Work item: Please report every line from the material that contains the word "Schedules".

───── Material provided

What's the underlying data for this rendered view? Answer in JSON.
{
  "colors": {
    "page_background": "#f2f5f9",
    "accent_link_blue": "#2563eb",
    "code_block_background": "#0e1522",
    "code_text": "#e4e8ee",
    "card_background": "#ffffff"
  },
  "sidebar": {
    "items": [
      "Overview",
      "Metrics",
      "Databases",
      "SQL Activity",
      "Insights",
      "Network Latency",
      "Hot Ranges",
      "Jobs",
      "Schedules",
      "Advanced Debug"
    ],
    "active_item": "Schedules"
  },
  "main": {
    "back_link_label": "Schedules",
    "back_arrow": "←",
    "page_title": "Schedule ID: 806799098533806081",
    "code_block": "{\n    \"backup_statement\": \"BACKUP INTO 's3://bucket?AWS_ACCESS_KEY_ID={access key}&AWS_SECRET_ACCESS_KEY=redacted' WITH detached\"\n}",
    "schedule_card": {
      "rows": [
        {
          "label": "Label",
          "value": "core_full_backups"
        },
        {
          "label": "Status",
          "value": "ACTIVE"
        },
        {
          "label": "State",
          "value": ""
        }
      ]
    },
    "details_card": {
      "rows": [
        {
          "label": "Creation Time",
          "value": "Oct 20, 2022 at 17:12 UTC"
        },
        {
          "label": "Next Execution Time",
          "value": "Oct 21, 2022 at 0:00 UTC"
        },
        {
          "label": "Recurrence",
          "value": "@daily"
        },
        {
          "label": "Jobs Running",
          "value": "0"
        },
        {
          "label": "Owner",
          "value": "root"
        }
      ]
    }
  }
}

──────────

Reply:
      "Schedules",
    "active_item": "Schedules"
    "back_link_label": "Schedules",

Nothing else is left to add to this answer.